I thought I had it all together. I thought I was 'enough.' I keep putting one foot in front of the other, but deep down, I wonder if I will ever feel whole again. My boys look to me to be the glue that holds us together, their shelter in a storm. I know that without God, I am nothing.
I feel overwhelmed. I have pasture land in Kansas that I need to walk, looking for musk thistles. I have taxes to file. I have decisions that have to be made. Where is home? Where will be home for us in the future?
For the first time since leaving my parents' home in Kentucky, I realize with 100% certainty that my home is not there. It is not in Kentucky. I found myself yearning for Wichita Falls, for my home, my dog and cat, my friends, my warm comfy bed.
But what about Kansas? It's where Mark wanted us to be. It's where our sons' heritage is. They are the only representatives of the next generation of Howells, for land that's been in this family for over 100 years. It is the land he loved. And, since I loved him so much, I love it, too. His mom's moved from the homeplace into a duplex in town. What will become of the farm? It worries me. I cannot take care of two homes in two states.
All of these questions and possible scenarios play through my head, and this past week, it has ruled my life. I pray for wisdom and discernment as the situations work themselves out. I'm at a loss; God will be very busy helping me in the days, weeks, and months to come.
This I do know for sure....Wichita Falls Texas never looked as good to me as it did last evening, right around 5:30 p.m. As we rounded Henry Grace Freeway and started the westward trek on Southwest Parkway, heading toward the Howell Four Sixes Ranch, all three of us perked up just a little. This, friends, is our home for now.
And as far as the future goes? Well, I just have to borrow the old line from the gospel song:
"Many things about tomorrow, I don't seem to understand. But I know Who holds tomorrow, and I know Who holds my hand."
Whatever God's plan is for me, for my sons, I will be open and willing to follow through.
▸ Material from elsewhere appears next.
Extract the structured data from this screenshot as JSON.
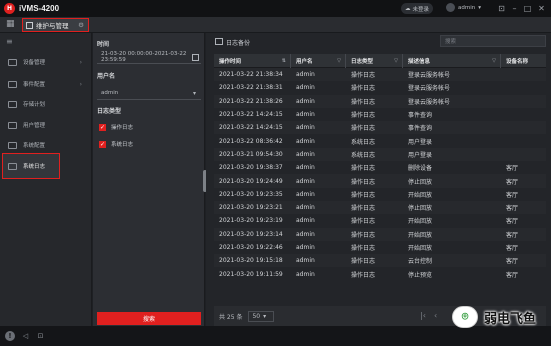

I want nothing more than to feel whole again, and move forward with great expectations. Life is short and I am ready to live.